The pressures of the “That Girl” trend have everyone thinking they need to work out at five in the morning. But Radke says the key to getting the most out of your workout is doing it when it works for you. “If you try to do it at a time that’s miserable for you, it’s not going to work the same,” she explains. 

Of course, there are benefits to getting up and moving in the morning. “Hormonally, just getting up in the morning and moving right away is really powerful,” Radke explains. “But you have to be honest with yourself about what’s going to work best for you. Maybe it’s after work at 6 p.m.—that’s OK too.”

8. Start With Success

Another expert-backed tip to have a successful workout? Start with something you know you’ll be successful at. It could be as simple as three stretches in the morning or five pushups when you get to the gym. “If you start with something small and something you know you’re going to be successful at, you’re going to do well on it,” Radke says. “And then once you get there, you’ll feel encouraged to keep going throughout the entire workout.”

If you’re just starting your workout journey, Radke says this approach is especially helpful for building your confidence. 

9. Meditate

A zen meditation session and a hardcore workout might not seem to go hand-in-hand, but they do. (There’s a reason why elite athletes practice meditation regularly.) It’s a mindfulness practice that encourages you to step into the present and practice self-awareness. “The more we can become aware of who we are and why we’re functioning the way we are, the easier it is to do what we want to do,” explains Radke.

Additionally, the practice of meditation promotes rest—a key component of successful workouts. “You need to rest the body and calm it down so that it can be balanced. We don’t want to burn the candle at both ends,” Radke says. “Allow yourself the downtime to nourish your body.”

10. Listen to Your Body (And Let It Rest)

It may sound cliche, but it’s true: You can’t pour from an empty cup. Radke says it’s important to listen to your body and allow it the rest it needs. “There are times when you realize your body is telling you that you don’t need to workout because you’re sore or you’re stressed out emotionally and you just need to give yourself a break for a day,” she explains. “Not everyone has time to work out every day, and that’s OK.”
While research has confirmed that repetition is key to forming a habit (or staying consistent with your goals), allowing yourself a little flexibility will set you up for success in the long run. Additionally, rest and recovery will set you up for success in the short term. You simply won’t be able to achieve peak performance in a workout if your body is still painfully sore from the day before or if you’re feeling tired or stressed. Allowing yourself to rest and recover will allow you to come back to your workout feeling refreshed and recharged. “Rest is as important as hard work,” Radke says.
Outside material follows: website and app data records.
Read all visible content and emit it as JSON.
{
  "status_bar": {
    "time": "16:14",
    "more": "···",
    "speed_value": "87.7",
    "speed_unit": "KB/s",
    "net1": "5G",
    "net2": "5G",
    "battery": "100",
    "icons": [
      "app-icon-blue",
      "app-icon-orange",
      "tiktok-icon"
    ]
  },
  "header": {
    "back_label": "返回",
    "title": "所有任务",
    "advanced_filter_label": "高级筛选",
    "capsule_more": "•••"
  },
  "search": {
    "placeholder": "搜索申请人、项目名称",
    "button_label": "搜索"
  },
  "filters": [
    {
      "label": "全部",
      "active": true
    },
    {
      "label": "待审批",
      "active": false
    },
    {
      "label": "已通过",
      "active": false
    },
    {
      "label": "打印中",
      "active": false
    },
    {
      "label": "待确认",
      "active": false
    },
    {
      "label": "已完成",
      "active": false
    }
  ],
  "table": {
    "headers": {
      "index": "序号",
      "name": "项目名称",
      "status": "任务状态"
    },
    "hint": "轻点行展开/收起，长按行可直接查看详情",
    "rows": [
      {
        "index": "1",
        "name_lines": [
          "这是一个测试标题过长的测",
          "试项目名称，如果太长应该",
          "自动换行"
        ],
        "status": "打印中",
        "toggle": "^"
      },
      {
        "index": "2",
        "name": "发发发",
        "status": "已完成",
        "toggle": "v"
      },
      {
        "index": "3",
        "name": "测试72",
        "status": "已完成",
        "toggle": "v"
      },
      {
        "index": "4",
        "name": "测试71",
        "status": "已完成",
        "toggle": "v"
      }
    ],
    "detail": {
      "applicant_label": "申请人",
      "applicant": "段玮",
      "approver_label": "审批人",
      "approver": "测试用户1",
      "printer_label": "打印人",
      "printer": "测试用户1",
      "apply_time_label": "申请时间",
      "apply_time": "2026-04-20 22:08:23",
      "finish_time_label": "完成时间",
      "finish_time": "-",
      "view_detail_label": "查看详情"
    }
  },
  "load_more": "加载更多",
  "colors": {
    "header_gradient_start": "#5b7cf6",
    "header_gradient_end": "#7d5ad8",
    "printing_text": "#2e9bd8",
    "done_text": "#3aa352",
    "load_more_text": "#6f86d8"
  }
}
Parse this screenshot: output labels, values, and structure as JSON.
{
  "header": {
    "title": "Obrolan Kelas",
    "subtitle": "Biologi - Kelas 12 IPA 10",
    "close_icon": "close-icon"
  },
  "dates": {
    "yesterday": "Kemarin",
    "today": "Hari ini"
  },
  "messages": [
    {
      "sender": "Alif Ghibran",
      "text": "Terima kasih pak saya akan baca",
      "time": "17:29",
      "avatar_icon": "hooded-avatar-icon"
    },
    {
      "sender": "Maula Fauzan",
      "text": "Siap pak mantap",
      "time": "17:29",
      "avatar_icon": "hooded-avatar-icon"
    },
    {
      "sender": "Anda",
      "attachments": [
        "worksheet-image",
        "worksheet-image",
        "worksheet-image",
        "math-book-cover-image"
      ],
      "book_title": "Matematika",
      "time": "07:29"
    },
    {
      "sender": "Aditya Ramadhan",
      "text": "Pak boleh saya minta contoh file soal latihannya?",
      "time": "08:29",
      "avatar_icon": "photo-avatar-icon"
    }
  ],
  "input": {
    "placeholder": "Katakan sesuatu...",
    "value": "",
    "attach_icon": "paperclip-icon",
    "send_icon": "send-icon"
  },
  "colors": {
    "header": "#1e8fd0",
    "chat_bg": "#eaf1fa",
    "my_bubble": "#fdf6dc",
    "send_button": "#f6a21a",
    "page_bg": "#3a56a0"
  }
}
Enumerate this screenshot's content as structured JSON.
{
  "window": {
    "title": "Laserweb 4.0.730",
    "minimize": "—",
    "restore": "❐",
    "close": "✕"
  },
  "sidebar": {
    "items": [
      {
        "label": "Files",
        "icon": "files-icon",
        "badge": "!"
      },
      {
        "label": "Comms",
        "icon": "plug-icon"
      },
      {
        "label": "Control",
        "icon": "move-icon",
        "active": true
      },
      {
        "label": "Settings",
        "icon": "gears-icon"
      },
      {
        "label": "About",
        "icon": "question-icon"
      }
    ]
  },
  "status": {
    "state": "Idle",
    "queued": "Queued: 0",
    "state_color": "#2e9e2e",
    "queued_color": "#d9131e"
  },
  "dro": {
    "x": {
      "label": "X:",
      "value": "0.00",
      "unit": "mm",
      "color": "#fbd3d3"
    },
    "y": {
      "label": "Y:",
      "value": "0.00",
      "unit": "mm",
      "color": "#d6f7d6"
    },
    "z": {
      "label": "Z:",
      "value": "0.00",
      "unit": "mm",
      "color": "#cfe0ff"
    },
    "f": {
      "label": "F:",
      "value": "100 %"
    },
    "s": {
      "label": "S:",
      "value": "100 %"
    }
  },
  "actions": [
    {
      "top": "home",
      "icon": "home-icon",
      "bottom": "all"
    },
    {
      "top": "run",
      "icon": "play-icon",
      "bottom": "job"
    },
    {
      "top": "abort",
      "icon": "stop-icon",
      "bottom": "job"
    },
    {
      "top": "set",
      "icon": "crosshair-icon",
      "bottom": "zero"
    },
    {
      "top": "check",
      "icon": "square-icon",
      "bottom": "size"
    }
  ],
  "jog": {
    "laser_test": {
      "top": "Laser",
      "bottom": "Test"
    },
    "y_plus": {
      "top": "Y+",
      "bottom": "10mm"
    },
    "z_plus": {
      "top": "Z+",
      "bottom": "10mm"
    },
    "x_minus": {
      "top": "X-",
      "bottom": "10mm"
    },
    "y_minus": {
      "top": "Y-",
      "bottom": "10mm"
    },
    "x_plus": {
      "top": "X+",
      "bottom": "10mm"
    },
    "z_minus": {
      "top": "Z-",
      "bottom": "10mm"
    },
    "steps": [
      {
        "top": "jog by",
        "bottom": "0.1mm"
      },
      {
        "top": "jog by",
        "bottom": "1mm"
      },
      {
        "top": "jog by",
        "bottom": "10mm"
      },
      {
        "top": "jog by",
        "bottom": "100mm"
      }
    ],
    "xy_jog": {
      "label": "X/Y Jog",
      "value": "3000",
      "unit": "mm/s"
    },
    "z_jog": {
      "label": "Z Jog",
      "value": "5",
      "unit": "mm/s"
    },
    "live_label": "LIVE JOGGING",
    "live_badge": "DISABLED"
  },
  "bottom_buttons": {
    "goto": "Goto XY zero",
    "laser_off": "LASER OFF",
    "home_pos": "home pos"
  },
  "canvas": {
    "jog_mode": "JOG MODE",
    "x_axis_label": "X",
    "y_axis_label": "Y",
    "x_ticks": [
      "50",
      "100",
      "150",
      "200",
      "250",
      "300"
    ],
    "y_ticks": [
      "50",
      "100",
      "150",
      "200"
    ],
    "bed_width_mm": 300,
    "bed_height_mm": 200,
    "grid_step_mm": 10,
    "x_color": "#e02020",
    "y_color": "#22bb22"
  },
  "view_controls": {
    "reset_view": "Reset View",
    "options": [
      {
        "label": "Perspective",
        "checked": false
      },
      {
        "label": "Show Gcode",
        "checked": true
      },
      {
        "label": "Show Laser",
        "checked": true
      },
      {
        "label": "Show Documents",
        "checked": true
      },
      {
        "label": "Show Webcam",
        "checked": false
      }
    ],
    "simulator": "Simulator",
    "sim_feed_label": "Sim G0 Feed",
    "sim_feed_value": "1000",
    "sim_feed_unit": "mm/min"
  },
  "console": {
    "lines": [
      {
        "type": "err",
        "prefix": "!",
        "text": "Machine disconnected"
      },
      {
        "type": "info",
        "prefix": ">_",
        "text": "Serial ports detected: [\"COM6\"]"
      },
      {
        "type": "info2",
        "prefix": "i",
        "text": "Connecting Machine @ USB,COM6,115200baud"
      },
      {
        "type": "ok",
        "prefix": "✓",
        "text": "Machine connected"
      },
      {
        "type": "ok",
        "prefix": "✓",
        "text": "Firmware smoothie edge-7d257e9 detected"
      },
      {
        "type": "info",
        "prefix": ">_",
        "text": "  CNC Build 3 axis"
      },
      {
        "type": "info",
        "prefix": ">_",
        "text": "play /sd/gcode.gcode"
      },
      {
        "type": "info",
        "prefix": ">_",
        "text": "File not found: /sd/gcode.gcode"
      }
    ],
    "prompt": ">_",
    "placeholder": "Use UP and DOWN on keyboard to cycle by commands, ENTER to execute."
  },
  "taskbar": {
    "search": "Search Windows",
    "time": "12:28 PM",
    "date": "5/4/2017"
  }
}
More like this

The HUM subscription: wellness on your terms

Save 25%
or more

Earn redeemable

Free samples with
every order

Switch or pause at
any time

Get Started
Stay Inspired
@humnutrition #startwithin